- **Collected data entries**:
##############################
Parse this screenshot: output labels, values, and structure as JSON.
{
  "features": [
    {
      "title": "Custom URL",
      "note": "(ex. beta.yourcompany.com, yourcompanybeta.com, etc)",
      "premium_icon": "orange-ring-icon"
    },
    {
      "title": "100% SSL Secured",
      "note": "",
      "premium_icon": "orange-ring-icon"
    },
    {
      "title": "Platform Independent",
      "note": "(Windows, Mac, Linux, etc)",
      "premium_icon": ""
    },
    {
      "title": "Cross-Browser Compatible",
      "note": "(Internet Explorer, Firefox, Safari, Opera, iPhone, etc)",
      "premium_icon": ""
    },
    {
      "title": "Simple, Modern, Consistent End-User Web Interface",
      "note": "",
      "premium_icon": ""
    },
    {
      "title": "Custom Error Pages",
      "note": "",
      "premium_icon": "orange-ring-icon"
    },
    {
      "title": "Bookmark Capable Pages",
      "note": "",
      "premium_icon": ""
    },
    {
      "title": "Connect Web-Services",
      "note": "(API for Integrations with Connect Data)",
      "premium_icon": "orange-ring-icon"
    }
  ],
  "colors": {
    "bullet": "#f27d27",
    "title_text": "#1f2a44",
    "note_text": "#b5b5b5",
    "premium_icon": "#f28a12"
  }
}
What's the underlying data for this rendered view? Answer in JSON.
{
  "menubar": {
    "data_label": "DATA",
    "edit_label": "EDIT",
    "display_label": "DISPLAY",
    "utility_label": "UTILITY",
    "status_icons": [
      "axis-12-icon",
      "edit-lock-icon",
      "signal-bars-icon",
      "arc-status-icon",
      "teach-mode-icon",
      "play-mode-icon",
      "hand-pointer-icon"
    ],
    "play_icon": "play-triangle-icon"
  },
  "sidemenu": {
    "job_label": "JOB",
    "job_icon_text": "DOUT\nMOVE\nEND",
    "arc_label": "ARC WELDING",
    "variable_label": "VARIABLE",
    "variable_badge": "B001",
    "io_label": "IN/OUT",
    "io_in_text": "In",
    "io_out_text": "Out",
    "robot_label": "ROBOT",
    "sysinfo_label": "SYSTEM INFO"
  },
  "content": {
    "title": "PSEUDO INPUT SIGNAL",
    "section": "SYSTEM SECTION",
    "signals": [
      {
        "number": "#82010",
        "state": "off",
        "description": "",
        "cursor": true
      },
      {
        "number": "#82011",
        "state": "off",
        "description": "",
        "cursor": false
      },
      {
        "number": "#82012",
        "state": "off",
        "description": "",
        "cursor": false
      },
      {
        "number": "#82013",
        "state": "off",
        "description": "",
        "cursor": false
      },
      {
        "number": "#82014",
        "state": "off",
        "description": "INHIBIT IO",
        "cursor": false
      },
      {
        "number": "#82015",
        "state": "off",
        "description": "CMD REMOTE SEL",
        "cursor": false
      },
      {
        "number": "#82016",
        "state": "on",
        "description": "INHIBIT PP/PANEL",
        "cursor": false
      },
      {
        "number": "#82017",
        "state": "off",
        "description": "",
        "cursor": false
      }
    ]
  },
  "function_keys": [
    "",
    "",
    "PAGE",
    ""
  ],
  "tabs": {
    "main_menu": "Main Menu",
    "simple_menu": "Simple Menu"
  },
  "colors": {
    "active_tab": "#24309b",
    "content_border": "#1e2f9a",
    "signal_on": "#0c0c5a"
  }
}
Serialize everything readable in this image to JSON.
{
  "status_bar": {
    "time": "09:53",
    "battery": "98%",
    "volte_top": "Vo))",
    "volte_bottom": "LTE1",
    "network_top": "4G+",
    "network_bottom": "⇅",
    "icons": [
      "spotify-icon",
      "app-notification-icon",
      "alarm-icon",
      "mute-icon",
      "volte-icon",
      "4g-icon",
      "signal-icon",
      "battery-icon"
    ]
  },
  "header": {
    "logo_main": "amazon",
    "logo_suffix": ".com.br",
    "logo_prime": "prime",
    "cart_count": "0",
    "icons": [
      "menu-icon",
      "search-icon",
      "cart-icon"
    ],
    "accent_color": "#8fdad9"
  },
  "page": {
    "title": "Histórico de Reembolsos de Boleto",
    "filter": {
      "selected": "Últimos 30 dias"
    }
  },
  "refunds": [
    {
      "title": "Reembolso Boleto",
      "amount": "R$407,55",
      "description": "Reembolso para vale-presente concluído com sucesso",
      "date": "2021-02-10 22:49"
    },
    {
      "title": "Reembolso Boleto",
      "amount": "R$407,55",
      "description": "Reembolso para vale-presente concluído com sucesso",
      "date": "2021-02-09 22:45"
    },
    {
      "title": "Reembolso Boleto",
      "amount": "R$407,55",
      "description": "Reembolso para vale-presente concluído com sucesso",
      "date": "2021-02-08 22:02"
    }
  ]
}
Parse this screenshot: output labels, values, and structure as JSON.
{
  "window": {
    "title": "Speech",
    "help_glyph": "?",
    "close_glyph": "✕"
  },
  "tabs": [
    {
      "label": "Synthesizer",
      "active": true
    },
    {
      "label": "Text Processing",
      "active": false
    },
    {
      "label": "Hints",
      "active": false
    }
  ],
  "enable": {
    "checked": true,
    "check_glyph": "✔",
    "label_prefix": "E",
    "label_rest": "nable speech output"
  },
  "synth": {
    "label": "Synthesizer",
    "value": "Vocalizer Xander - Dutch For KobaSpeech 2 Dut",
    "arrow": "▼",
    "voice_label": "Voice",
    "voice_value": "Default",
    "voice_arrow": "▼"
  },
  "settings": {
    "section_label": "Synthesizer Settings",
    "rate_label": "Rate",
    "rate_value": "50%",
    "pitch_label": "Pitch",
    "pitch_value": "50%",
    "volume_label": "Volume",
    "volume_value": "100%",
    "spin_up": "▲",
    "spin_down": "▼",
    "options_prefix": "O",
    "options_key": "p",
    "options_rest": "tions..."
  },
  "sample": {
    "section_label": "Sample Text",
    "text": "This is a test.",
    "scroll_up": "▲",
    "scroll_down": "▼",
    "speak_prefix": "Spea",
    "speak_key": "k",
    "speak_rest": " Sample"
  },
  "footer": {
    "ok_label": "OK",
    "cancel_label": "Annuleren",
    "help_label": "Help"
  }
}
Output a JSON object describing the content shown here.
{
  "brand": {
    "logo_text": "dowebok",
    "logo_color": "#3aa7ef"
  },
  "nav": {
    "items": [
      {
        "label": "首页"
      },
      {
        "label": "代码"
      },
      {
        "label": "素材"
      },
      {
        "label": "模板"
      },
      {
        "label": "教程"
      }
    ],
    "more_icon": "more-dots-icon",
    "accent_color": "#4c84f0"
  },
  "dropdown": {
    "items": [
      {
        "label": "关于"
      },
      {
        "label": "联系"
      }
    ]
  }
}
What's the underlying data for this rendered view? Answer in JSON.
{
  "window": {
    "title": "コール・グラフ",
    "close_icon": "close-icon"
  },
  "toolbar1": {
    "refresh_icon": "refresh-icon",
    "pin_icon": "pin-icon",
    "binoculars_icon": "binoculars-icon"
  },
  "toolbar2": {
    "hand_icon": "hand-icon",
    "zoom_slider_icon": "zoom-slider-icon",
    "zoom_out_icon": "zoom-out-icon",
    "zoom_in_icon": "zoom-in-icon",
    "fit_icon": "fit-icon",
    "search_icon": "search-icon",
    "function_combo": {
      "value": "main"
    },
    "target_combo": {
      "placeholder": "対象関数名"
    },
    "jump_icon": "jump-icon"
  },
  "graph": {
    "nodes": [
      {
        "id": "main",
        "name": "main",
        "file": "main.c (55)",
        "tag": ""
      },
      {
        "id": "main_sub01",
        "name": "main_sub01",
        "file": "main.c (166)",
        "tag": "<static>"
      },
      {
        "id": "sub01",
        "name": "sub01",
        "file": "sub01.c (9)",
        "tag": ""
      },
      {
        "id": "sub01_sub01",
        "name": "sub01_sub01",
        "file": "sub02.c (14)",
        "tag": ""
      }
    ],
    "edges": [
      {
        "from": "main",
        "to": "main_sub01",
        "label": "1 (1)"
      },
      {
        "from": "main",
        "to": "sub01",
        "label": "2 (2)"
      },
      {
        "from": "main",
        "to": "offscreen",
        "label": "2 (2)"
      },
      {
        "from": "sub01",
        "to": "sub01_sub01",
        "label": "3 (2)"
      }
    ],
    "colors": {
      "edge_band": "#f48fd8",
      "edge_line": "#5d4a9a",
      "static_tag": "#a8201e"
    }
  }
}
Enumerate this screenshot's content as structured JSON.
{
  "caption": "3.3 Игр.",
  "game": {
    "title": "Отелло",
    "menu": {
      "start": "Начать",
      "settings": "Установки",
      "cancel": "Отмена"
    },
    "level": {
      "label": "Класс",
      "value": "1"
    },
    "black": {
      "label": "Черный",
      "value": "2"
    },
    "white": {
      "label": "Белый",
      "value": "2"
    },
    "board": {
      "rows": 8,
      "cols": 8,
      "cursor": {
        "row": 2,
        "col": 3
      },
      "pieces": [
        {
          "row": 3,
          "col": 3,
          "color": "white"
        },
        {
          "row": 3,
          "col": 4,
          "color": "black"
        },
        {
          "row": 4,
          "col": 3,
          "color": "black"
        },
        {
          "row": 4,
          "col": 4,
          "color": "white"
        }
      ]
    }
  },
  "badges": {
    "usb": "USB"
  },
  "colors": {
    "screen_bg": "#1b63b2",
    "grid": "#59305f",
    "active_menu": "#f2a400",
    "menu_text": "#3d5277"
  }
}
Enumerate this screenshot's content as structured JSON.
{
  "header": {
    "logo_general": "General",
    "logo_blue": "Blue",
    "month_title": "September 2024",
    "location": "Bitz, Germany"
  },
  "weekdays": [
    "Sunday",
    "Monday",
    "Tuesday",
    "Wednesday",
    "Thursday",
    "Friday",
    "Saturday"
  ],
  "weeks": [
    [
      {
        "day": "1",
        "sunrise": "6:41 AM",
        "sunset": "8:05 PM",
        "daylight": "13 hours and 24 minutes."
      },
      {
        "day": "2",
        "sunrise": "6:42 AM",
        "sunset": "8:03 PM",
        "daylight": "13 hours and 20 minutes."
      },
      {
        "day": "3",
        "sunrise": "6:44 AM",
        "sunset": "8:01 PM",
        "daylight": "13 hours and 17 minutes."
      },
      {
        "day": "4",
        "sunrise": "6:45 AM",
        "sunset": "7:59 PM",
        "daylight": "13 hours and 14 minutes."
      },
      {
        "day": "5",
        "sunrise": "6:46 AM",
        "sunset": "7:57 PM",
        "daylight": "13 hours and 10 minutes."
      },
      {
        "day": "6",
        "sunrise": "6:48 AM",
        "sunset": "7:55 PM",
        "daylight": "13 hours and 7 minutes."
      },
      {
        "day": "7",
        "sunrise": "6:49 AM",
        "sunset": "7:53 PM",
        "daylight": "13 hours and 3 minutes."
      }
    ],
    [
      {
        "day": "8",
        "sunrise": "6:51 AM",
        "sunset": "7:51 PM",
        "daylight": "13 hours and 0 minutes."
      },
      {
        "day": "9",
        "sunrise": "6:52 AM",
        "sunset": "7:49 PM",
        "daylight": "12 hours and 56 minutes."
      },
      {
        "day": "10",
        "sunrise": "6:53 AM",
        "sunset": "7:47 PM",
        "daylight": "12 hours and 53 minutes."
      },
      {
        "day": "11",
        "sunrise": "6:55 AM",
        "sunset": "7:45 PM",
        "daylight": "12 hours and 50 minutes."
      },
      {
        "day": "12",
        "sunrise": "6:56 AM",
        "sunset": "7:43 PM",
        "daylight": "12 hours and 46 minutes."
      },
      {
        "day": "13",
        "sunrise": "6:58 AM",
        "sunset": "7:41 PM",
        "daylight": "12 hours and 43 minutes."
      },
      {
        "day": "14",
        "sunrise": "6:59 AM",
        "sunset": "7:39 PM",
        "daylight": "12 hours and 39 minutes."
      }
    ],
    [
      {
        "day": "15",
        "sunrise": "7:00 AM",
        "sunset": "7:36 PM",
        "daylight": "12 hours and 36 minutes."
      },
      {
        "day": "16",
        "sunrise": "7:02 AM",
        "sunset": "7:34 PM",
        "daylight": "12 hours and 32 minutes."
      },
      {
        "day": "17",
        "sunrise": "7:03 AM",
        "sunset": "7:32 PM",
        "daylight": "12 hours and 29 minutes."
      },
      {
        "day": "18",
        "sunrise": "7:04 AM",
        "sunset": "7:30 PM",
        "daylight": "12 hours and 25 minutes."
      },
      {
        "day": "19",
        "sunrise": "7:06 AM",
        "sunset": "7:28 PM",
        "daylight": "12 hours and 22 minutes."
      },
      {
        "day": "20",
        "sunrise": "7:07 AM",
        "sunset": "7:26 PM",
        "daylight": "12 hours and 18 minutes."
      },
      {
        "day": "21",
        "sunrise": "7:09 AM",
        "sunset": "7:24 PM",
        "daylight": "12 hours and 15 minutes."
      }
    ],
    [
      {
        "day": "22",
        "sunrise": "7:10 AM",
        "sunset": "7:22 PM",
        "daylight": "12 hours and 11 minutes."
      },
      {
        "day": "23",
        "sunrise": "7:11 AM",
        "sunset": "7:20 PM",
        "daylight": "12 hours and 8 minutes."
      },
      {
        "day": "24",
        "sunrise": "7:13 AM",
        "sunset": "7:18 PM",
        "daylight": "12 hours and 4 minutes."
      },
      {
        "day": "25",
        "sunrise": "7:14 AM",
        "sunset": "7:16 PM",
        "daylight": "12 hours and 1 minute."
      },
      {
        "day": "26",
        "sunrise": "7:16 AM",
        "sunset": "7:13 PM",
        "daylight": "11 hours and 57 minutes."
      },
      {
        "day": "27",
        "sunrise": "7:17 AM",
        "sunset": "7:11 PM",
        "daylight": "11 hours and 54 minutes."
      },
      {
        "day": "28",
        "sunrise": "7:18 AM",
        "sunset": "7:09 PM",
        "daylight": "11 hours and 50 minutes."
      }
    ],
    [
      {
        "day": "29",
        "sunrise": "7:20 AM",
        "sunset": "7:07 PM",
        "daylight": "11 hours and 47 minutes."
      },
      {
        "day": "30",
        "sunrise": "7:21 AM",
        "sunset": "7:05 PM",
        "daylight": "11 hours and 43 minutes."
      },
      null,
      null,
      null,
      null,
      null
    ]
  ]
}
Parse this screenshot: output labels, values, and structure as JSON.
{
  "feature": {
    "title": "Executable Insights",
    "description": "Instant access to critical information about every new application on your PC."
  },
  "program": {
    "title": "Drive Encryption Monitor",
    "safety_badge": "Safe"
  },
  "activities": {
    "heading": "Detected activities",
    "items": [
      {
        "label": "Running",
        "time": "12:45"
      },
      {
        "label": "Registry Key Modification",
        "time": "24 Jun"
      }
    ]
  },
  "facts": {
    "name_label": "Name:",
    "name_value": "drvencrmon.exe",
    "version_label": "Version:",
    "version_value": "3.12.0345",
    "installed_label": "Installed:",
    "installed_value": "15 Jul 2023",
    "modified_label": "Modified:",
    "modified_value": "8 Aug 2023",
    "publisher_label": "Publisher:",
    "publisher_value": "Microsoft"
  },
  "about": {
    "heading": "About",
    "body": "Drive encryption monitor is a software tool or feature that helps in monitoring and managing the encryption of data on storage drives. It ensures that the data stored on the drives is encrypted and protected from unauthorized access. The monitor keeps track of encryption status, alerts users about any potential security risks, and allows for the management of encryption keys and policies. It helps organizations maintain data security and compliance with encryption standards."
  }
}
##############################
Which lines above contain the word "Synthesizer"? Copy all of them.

      "label": "Synthesizer",
    "label": "Synthesizer",
    "section_label": "Synthesizer Settings",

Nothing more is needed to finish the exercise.